‘Born To Be Wild’ Is Both Beautiful and Brief
Born To Be Wild 3D = 3 out of 5
Morgan Freeman: This story is like a fairy tale, except it's entirely true.
I feel that there may be too little to talk about here, as the film is both fairly self explanatory and only lasts for 40 minutes, but I will try my best. Born to Be Wild 3D is an IMAX nature documentary from Warner Bros. Pictures, which has been shot in 3D, using IMAX and 4K digital cameras. The film is incredibly simplistic, but effective in what it tries to show in such a short span of time. While very beautifully shot and interesting in its storytelling, the only dilemma I have is trying to distinguish whether it is truly a film worth recommending to see, given IMAX prices. The experience for viewing this film would be unique to such a theater, but I am not sure if there is enough that requires the attention of all audiences.
The documentary is about orphaned orangutans and elephants, from both Borneo and Kenya, being nurtured by humans as they mature, before being returned back into the wild. The thought is that these animals would most likely not survive at a young age, were they to be living in the wild on their own, so the help of these caretakers is only for the better. The film features caretakers Birute Galdikas and Daphne Sheldrick, who have spent much of their lives caring for these types of animals. They have developed various methods for making this a well practiced process, which includes developing the right kind of milk for the animals to drink and creating an environment where the animals become used to doing the types of activities they would do in the wild. There is less of a narrative structure and more of a look at the events that occur during the animals’ growth process.
Of course, a film like this can be only as good as how well the information is delivered to you. Fortunately, the ultimate narrator was enlisted for this film, and that is of course none other than Morgan Freeman, who has the type of voice that is appropriate for almost anything, especially the story of people working hard for the sake of caring for others. I would not say that this film would have fallen apart without the presence of Freeman, but he does lend a level of gravitas that greatly benefits the film overall.
The other big aspect of this film revolves around how it is shot and the use of 3D. Similar to last years’ Hubble 3D, a film like Born to Be Wild is one of the best kind of films to see in this format, because it is essentially reality captured on film and shown in an immersive format. Watching Orangutans climb and swing on trees and seeing baby elephants move their trunks around into the audience are fun sights to see. In addition, as fun and interesting as these creatures are to watch, I never felt that the film was trying to manipulate the audience into feeling for the adorable nature of them. The film simply shows these animals as they are.

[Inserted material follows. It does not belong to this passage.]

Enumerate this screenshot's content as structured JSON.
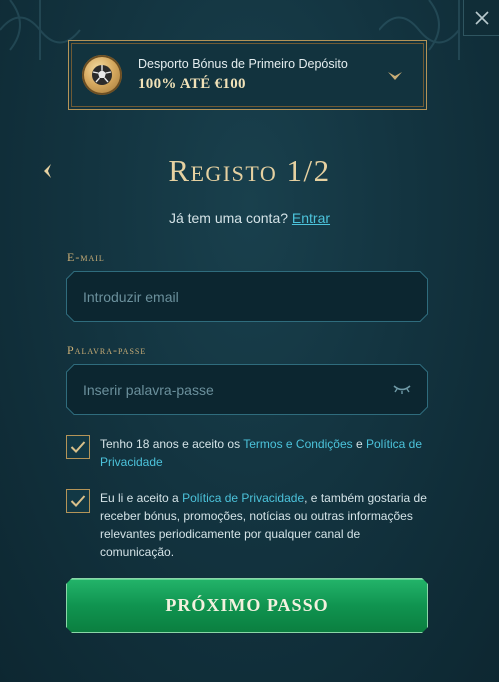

Getting back to the main dilemma – is this worth the money to see this film on the giant screen, I feel that writing all of this out has led me to an appropriate decision. I would recommend it, but with proper advice first. A huge factor that I consider with nature documentaries is how they match up to BBC’s Planet Earth series, which I consider to be the pinnacle of nature documentary filmmaking. A film like this really has to do something that measures up to how that series was made in order to get a strong reaction from me (It is worth noting that BBC recently made a follow up series to Planet Earth, called Life, which can be found more in detail here: in Gregg’s review). So if that is what I hold other films against, I would have to say that Born to Be Wild 3D does manage to deliver a unique look at these animals and the care provided for them. Whether or not you feel this film is worth going to will depend entirely upon what you hope to gain from the experience. It is certainly a brief, but well put together nature documentary, so it is just a matter of wanting to view this film in the best format possible.
Birute Galdikas: They need to retain their wildness.